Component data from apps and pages
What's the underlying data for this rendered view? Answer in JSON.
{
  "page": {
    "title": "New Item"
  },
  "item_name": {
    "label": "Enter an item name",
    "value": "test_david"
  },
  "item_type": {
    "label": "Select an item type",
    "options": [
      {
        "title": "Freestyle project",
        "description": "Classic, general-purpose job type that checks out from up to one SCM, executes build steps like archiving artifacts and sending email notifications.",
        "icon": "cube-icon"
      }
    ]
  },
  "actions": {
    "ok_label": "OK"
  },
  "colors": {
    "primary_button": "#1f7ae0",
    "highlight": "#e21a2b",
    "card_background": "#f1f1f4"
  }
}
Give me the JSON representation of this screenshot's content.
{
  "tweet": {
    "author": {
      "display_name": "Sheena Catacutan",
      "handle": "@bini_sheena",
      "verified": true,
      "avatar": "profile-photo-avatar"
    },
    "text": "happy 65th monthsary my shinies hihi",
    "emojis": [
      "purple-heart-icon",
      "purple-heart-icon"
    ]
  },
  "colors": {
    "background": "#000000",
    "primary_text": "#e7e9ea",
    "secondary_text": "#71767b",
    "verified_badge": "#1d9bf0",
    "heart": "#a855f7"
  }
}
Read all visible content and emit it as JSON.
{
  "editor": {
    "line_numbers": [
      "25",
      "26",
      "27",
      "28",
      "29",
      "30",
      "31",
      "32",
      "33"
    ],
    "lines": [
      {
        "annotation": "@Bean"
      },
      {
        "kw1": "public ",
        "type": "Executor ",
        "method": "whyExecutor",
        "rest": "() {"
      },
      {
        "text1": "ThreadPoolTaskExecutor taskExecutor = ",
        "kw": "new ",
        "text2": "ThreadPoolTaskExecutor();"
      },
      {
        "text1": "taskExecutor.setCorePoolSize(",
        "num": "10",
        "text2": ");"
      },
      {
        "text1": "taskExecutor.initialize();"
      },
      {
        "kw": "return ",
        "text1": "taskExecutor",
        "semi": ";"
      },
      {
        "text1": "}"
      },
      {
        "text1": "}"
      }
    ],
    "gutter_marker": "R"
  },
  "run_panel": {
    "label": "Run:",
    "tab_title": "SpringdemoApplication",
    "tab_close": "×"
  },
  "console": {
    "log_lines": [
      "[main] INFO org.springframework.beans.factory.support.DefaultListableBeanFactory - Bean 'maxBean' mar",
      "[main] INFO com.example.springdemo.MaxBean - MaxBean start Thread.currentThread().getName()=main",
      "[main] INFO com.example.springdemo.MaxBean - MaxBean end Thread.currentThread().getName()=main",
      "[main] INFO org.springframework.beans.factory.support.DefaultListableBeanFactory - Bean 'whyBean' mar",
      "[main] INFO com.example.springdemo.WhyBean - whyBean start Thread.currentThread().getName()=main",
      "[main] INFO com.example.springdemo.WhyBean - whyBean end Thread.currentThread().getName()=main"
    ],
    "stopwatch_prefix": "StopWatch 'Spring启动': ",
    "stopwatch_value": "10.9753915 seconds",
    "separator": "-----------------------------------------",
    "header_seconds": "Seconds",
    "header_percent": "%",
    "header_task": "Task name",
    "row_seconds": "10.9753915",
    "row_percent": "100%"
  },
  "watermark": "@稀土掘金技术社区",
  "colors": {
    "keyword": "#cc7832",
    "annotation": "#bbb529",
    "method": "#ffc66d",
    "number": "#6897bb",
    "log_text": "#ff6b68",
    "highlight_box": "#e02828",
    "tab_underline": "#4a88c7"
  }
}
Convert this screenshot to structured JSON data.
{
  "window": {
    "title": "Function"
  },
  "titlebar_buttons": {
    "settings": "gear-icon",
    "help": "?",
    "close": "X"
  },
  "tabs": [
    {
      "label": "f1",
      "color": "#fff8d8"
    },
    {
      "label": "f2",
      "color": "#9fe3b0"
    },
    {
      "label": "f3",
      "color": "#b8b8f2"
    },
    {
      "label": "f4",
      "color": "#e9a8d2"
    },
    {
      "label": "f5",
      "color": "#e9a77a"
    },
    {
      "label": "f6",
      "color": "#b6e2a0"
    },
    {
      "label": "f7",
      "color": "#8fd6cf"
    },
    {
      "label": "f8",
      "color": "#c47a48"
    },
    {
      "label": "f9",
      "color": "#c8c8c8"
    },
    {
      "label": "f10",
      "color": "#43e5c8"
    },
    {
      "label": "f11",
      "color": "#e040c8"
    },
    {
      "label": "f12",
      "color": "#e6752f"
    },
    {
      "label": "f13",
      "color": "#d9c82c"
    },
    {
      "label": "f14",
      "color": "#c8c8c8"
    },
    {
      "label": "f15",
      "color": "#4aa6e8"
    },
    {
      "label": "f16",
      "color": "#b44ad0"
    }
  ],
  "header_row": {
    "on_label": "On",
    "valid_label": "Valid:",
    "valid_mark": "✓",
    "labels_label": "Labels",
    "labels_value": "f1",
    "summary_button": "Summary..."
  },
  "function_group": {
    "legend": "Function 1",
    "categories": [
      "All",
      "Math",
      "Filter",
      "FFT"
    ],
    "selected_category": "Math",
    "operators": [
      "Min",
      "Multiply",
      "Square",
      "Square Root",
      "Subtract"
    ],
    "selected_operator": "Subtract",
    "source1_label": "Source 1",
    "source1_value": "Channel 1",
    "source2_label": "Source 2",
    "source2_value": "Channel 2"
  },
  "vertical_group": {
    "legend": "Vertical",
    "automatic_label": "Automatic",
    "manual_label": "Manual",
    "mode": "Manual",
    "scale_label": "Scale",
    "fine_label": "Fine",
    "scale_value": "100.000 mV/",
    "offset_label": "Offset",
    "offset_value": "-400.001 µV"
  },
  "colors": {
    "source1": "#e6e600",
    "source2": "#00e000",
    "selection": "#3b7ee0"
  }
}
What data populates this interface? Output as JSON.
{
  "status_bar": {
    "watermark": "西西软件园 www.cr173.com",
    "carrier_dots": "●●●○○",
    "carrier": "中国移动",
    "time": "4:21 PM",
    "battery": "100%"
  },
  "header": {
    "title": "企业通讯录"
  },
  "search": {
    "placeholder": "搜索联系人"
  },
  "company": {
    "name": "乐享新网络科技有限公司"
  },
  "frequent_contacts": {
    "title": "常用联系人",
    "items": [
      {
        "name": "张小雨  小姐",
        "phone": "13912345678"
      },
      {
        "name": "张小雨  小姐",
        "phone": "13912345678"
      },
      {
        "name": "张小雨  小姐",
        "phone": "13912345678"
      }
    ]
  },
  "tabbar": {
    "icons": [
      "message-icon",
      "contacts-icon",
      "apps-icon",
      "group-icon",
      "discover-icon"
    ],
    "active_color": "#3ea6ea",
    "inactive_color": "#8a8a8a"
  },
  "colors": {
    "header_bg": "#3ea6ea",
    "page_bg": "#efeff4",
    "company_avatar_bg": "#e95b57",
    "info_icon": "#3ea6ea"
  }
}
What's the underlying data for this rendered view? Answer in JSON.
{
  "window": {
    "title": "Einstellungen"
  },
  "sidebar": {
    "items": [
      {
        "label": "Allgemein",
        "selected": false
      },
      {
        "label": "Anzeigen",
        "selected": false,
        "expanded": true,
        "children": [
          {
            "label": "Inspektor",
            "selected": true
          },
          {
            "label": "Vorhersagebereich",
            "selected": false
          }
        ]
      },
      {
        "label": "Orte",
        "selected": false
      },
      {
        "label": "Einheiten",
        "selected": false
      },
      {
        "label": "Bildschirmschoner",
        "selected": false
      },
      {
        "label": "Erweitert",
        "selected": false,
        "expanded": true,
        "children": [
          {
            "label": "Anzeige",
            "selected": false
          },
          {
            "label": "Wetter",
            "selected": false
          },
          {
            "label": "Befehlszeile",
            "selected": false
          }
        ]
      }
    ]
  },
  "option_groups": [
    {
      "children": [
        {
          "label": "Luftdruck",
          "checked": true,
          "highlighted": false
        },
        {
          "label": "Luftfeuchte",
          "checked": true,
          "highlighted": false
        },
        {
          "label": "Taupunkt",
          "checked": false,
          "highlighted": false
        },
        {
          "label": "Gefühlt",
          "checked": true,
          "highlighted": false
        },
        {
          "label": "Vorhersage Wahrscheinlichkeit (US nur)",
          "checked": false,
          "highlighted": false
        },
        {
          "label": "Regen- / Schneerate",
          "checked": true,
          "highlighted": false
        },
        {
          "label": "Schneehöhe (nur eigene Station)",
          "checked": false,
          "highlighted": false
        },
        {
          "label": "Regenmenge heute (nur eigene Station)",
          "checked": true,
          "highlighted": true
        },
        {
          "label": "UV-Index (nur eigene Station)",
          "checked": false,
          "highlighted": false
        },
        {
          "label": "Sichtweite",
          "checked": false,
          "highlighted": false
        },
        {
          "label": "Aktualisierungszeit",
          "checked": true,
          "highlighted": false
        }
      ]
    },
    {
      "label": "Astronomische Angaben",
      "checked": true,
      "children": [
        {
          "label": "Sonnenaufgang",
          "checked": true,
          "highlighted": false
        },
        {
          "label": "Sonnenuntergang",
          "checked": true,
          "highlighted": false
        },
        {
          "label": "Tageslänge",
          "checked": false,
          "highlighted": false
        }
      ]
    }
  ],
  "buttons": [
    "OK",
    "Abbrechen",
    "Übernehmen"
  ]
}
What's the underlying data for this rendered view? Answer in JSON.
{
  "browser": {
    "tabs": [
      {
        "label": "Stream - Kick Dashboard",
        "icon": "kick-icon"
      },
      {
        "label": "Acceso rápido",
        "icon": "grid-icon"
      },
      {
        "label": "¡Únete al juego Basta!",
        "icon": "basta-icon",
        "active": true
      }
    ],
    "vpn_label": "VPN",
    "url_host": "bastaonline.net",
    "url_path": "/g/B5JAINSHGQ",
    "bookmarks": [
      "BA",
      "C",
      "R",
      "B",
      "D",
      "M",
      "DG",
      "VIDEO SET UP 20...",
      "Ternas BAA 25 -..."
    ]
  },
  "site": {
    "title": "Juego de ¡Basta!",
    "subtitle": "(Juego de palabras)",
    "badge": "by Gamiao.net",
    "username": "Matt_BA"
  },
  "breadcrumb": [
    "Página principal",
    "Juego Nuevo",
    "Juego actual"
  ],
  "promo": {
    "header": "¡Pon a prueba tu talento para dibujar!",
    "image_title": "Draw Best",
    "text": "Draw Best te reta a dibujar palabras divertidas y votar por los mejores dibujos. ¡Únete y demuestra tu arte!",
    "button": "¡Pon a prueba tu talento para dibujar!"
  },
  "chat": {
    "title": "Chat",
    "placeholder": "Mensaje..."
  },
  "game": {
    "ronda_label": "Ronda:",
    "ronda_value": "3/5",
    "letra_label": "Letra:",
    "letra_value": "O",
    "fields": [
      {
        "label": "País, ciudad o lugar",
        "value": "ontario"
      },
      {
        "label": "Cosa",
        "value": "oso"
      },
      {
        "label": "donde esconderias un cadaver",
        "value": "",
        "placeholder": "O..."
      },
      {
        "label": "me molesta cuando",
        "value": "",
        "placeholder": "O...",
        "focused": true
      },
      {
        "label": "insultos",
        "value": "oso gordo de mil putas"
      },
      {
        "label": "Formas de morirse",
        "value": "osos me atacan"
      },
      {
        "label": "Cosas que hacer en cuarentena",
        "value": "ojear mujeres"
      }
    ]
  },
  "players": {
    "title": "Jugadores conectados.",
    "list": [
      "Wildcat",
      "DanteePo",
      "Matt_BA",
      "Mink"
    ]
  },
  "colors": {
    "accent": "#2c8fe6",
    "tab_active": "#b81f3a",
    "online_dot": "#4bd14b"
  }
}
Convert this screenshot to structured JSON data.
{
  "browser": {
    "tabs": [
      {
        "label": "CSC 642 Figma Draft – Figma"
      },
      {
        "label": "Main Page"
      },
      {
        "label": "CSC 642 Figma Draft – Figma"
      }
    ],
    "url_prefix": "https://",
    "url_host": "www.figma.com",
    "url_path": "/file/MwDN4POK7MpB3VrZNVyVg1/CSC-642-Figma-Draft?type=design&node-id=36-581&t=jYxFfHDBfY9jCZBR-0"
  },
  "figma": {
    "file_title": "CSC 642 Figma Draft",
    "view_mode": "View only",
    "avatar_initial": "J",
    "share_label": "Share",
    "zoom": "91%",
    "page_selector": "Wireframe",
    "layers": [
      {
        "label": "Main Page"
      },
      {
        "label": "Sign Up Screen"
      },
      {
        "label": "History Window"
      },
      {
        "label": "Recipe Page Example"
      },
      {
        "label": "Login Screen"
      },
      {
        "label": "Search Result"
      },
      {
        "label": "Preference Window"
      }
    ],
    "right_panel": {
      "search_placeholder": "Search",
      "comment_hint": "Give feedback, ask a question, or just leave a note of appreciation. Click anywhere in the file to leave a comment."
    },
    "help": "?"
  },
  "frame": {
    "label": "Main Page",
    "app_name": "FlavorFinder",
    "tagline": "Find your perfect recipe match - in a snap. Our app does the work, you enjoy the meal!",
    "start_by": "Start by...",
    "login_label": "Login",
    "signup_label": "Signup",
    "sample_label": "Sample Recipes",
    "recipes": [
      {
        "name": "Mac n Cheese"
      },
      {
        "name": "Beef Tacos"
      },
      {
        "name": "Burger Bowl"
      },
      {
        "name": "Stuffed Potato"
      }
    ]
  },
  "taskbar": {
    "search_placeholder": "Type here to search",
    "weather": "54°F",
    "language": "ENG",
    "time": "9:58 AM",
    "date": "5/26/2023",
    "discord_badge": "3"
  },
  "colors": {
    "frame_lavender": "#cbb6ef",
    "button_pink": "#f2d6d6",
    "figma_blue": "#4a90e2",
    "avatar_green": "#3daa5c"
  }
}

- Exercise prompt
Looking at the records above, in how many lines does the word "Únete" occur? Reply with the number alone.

- Task solution
2